WHAT YOU SHOULD DO: Down to the final line, print the records below exactly and without pictures.

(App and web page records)
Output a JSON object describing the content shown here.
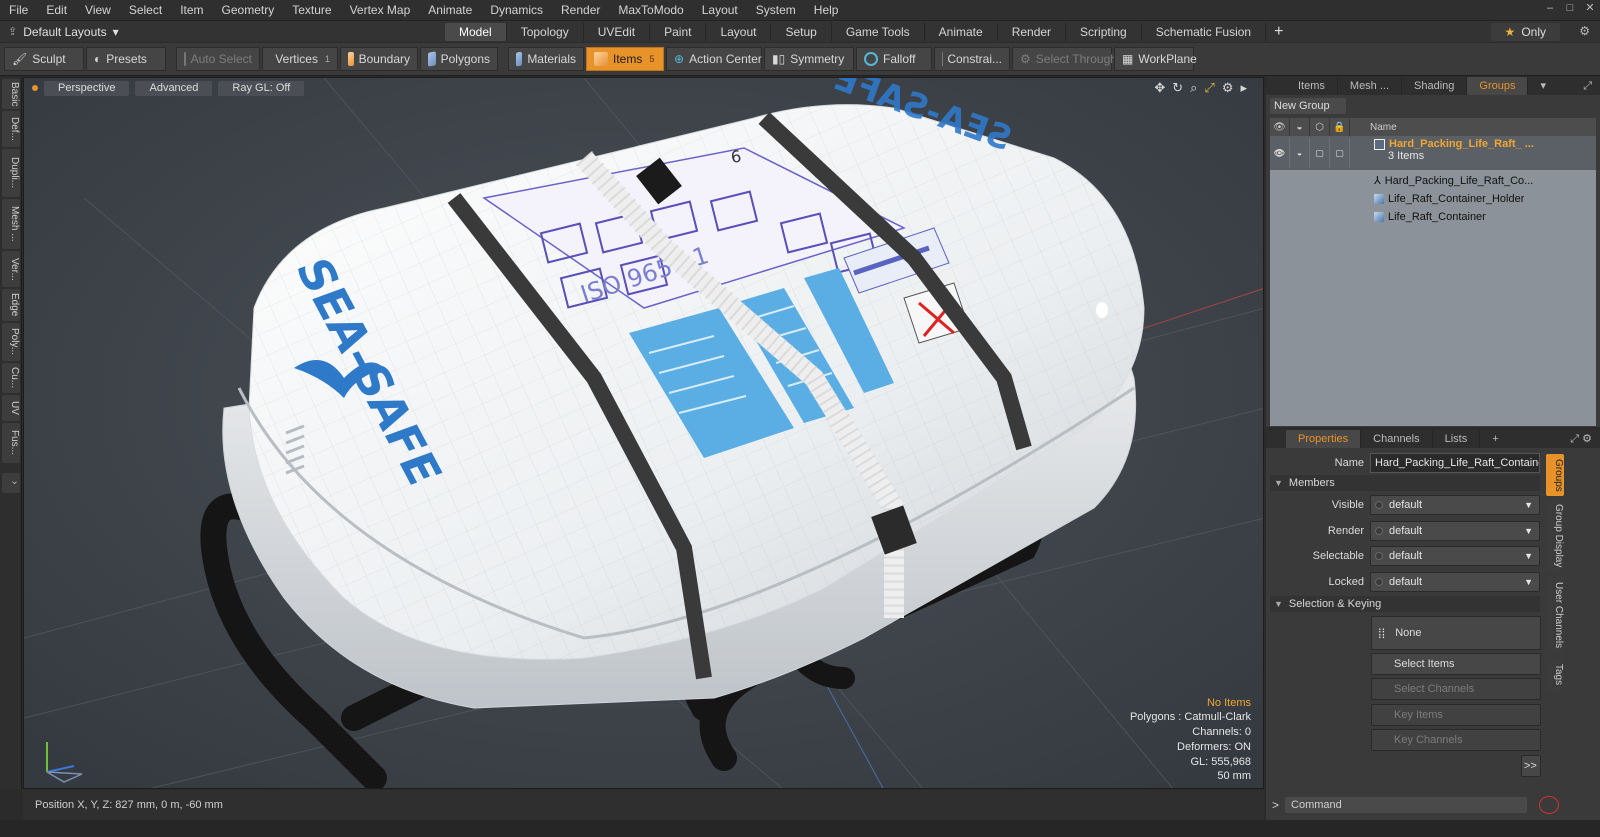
{
  "menu": [
    "File",
    "Edit",
    "View",
    "Select",
    "Item",
    "Geometry",
    "Texture",
    "Vertex Map",
    "Animate",
    "Dynamics",
    "Render",
    "MaxToModo",
    "Layout",
    "System",
    "Help"
  ],
  "layout": {
    "name": "Default Layouts",
    "tabs": [
      "Model",
      "Topology",
      "UVEdit",
      "Paint",
      "Layout",
      "Setup",
      "Game Tools",
      "Animate",
      "Render",
      "Scripting",
      "Schematic Fusion"
    ],
    "active_tab": "Model",
    "only_label": "Only"
  },
  "toolbar": {
    "sculpt": "Sculpt",
    "presets": "Presets",
    "auto_select": "Auto Select",
    "vertices": "Vertices",
    "vertices_count": "1",
    "boundary": "Boundary",
    "polygons": "Polygons",
    "materials": "Materials",
    "items": "Items",
    "items_count": "5",
    "action_center": "Action Center",
    "symmetry": "Symmetry",
    "falloff": "Falloff",
    "constraints": "Constrai...",
    "select_through": "Select Through",
    "workplane": "WorkPlane"
  },
  "left_tabs": [
    "Basic",
    "Def...",
    "Dupli...",
    "Mesh ...",
    "Ver...",
    "Edge",
    "Poly...",
    "Cu...",
    "UV",
    "Fus..."
  ],
  "viewport": {
    "view": "Perspective",
    "shading": "Advanced",
    "raygl": "Ray GL: Off",
    "info": {
      "selection": "No Items",
      "polygons": "Polygons : Catmull-Clark",
      "channels": "Channels: 0",
      "deformers": "Deformers: ON",
      "gl": "GL: 555,968",
      "grid": "50 mm"
    },
    "model_label": "SEA-SAFE",
    "iso_label": "ISO 9650.1",
    "big_number": "6"
  },
  "status": {
    "position": "Position X, Y, Z:  827 mm, 0 m, -60 mm"
  },
  "items_panel": {
    "tabs": [
      "Items",
      "Mesh ...",
      "Shading",
      "Groups"
    ],
    "active_tab": "Groups",
    "new_group": "New Group",
    "column_name": "Name",
    "rows": [
      {
        "name": "Hard_Packing_Life_Raft_ ...",
        "sub": "3 Items"
      },
      {
        "name": "Hard_Packing_Life_Raft_Co..."
      },
      {
        "name": "Life_Raft_Container_Holder"
      },
      {
        "name": "Life_Raft_Container"
      }
    ]
  },
  "properties_panel": {
    "tabs": [
      "Properties",
      "Channels",
      "Lists"
    ],
    "active_tab": "Properties",
    "name_label": "Name",
    "name_value": "Hard_Packing_Life_Raft_Container",
    "members_section": "Members",
    "fields": [
      {
        "label": "Visible",
        "value": "default"
      },
      {
        "label": "Render",
        "value": "default"
      },
      {
        "label": "Selectable",
        "value": "default"
      },
      {
        "label": "Locked",
        "value": "default"
      }
    ],
    "keying_section": "Selection & Keying",
    "none_label": "None",
    "buttons": [
      "Select Items",
      "Select Channels",
      "Key Items",
      "Key Channels"
    ],
    "side_tabs": [
      "Groups",
      "Group Display",
      "User Channels",
      "Tags"
    ],
    "more": ">>"
  },
  "command": {
    "placeholder": "Command"
  },
  "colors": {
    "accent": "#e8932a",
    "viewport_bg": "#3d4248",
    "panel": "#3a3a3a"
  }
}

RESPONSE TO THE EXERCISE:
Output a JSON object describing the content shown here.
{
  "menu": [
    "File",
    "Edit",
    "View",
    "Select",
    "Item",
    "Geometry",
    "Texture",
    "Vertex Map",
    "Animate",
    "Dynamics",
    "Render",
    "MaxToModo",
    "Layout",
    "System",
    "Help"
  ],
  "layout": {
    "name": "Default Layouts",
    "tabs": [
      "Model",
      "Topology",
      "UVEdit",
      "Paint",
      "Layout",
      "Setup",
      "Game Tools",
      "Animate",
      "Render",
      "Scripting",
      "Schematic Fusion"
    ],
    "active_tab": "Model",
    "only_label": "Only"
  },
  "toolbar": {
    "sculpt": "Sculpt",
    "presets": "Presets",
    "auto_select": "Auto Select",
    "vertices": "Vertices",
    "vertices_count": "1",
    "boundary": "Boundary",
    "polygons": "Polygons",
    "materials": "Materials",
    "items": "Items",
    "items_count": "5",
    "action_center": "Action Center",
    "symmetry": "Symmetry",
    "falloff": "Falloff",
    "constraints": "Constrai...",
    "select_through": "Select Through",
    "workplane": "WorkPlane"
  },
  "left_tabs": [
    "Basic",
    "Def...",
    "Dupli...",
    "Mesh ...",
    "Ver...",
    "Edge",
    "Poly...",
    "Cu...",
    "UV",
    "Fus..."
  ],
  "viewport": {
    "view": "Perspective",
    "shading": "Advanced",
    "raygl": "Ray GL: Off",
    "info": {
      "selection": "No Items",
      "polygons": "Polygons : Catmull-Clark",
      "channels": "Channels: 0",
      "deformers": "Deformers: ON",
      "gl": "GL: 555,968",
      "grid": "50 mm"
    },
    "model_label": "SEA-SAFE",
    "iso_label": "ISO 9650.1",
    "big_number": "6"
  },
  "status": {
    "position": "Position X, Y, Z:  827 mm, 0 m, -60 mm"
  },
  "items_panel": {
    "tabs": [
      "Items",
      "Mesh ...",
      "Shading",
      "Groups"
    ],
    "active_tab": "Groups",
    "new_group": "New Group",
    "column_name": "Name",
    "rows": [
      {
        "name": "Hard_Packing_Life_Raft_ ...",
        "sub": "3 Items"
      },
      {
        "name": "Hard_Packing_Life_Raft_Co..."
      },
      {
        "name": "Life_Raft_Container_Holder"
      },
      {
        "name": "Life_Raft_Container"
      }
    ]
  },
  "properties_panel": {
    "tabs": [
      "Properties",
      "Channels",
      "Lists"
    ],
    "active_tab": "Properties",
    "name_label": "Name",
    "name_value": "Hard_Packing_Life_Raft_Container",
    "members_section": "Members",
    "fields": [
      {
        "label": "Visible",
        "value": "default"
      },
      {
        "label": "Render",
        "value": "default"
      },
      {
        "label": "Selectable",
        "value": "default"
      },
      {
        "label": "Locked",
        "value": "default"
      }
    ],
    "keying_section": "Selection & Keying",
    "none_label": "None",
    "buttons": [
      "Select Items",
      "Select Channels",
      "Key Items",
      "Key Channels"
    ],
    "side_tabs": [
      "Groups",
      "Group Display",
      "User Channels",
      "Tags"
    ],
    "more": ">>"
  },
  "command": {
    "placeholder": "Command"
  },
  "colors": {
    "accent": "#e8932a",
    "viewport_bg": "#3d4248",
    "panel": "#3a3a3a"
  }
}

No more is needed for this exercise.